Fermented Drink Recipes

How to Make a Hydromel at Home


First of all. What the heck is a hydromel?

A hydromel is a slightly fermented honey-based beverage that is refreshing and easy to make. “Hydromel” is actually two Latin words combined to mean water (hydro) and honey (mel). Hyrdomels are cousins of traditional mead (honey wine), but contain less alcohol (8% ABV or less). The lower alcohol content makes these beverages more akin to drinking a beer instead of, let’s say, a glass of 18% ABV traditional mead. That’s why hydromels are known as “session” meads. You can have more than one hydromel without overdoing it.

All you really need to make a hydromel is honey, water, yeast, and some yeast nutrients (optional). After you try the recipe below, experiment with your next batch by including fruits and spices!
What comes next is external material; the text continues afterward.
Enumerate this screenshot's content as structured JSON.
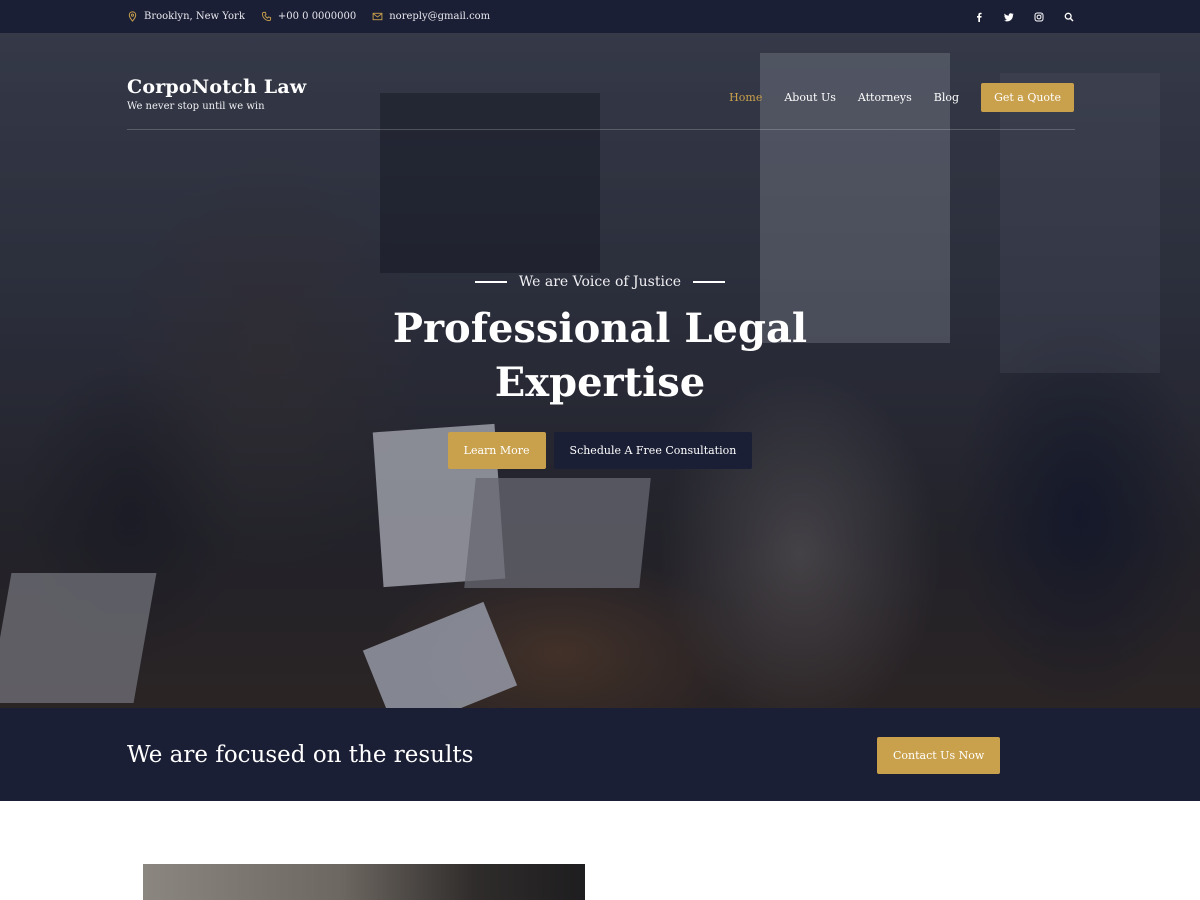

You can add up to 16 pounds of fruit in this recipe. Remove fruit before bottling or kegging.

Happy fermenting!

How to Make a Hydromel at Home

Recipe by Kelsey ByeCourse: Fermented DrinksCuisine: Greek/RomanDifficulty: Medium


Prep time





  • Wash and sanitize fermentation equipment (a splash of cheap vodka will do the trick).
  • Boil water for ten minutes, then allow to cool to about 95F. Mix water and honey in 5 gallon glass carboy.

    Note: If you would like to measure the alcohol strength of your hydromel, you will need something called a hydrometer. After you mix your honey and water together, pour a small sample into a beaker. Using your hydrometer, take your initial reading. For most wines and meads, your initial reading will be somewhere between 1.060 and 1.120. At the end of fermentation, you’ll take another reading and this will help you calculate the alcohol content of your final product.
  • In a separate 10oz jar, heat some water to around 110F and add the GoFerm. Mix thoroughly and let stand for 20 minutes.
  • When the GoFerm mixture reaches about 95F, add the yeast to the mixture and allow it to bloom for 5 minutes.
  • Pitch (brewing term meaning "gently add") the yeast into the glass carboy and mix thoroughly.
  • Warm an additional 6 ounces of water in a jar and add the Fermaid O. Mix thoroughly and then add to the carboy.
  • Ferment: Place an airlock on the carboy (don't forget to sanitize the airlock and fill it with water before placing on the carboy). The airlock helps keep oxygen out of the fermentation process, which is key. Place the carboy in a cool and dark area and ferment for 10-20 days, shaking daily.

    Note: If you have a hydrometer, ferment until you reach:
    Dry Mead: 0.099 to 1.006
    Medium Mead: 1.006 to 1.015
    Sweet Mead: 1.012 to 1.020
    Dessert Mead: 1.02 +
  • Rack and Filter: After fermentation is complete, wait an additional 1-2 days for the sediment to fall to the bottom of the carboy (don't shake or agitate during this time). Next, you're going to want to "rack" the liquid into another glass carboy. This means you are going to remove the liquid from your first carboy and transfer it into a second vessel WITHOUT disturbing the sediment that has collected on the bottom of the carboy. This results in a much clearer beverage, with a better overall mouthfeel.

    This can be done using gravity and tubing (here is a video that might be helpful). Or if you prefer to get a little more serious, I recommend the All in One Wine Pump which allows you to automatically and easily rack, filter and bottle mead, wine, beer, kombucha and just about any other liquid out there!

    Note: If you would like to measure the alcohol content, pour another sample in your beaker after fermentation is complete. Using your hydrometer, take your second and final reading. [GET READY FOR THE MATH...] Subtract the second hydrometer reading from the first hydrometer reading, and then divide that number by 0.00736. This gives you the percentage of alcohol by volume (ABV).

    Example: If the first reading is 1.046 and the second reading is 1.008, then the final ABV is 5.2%.
  • Stabilize your hydromel using potassium metabisulfite and potassium sorbate (optional).
  • At this point you can bottle your hydromel (as long as fermentation is complete - we don't want exploding bottles!). Swing top bottles are a good choice. Or, you can transfer the hydromel to a keg for carbonation. If kegging, carbonate to 3-3.5 volumes. Once carbonated, store in cool place (45F - 55F or refrigerator).
  • Best served chilled. Enjoy!


  • Don't forget to take pictures and please share your creations with us @beniciafermentory

Leave a Comment

Your email address will not be published. Required fields are marked *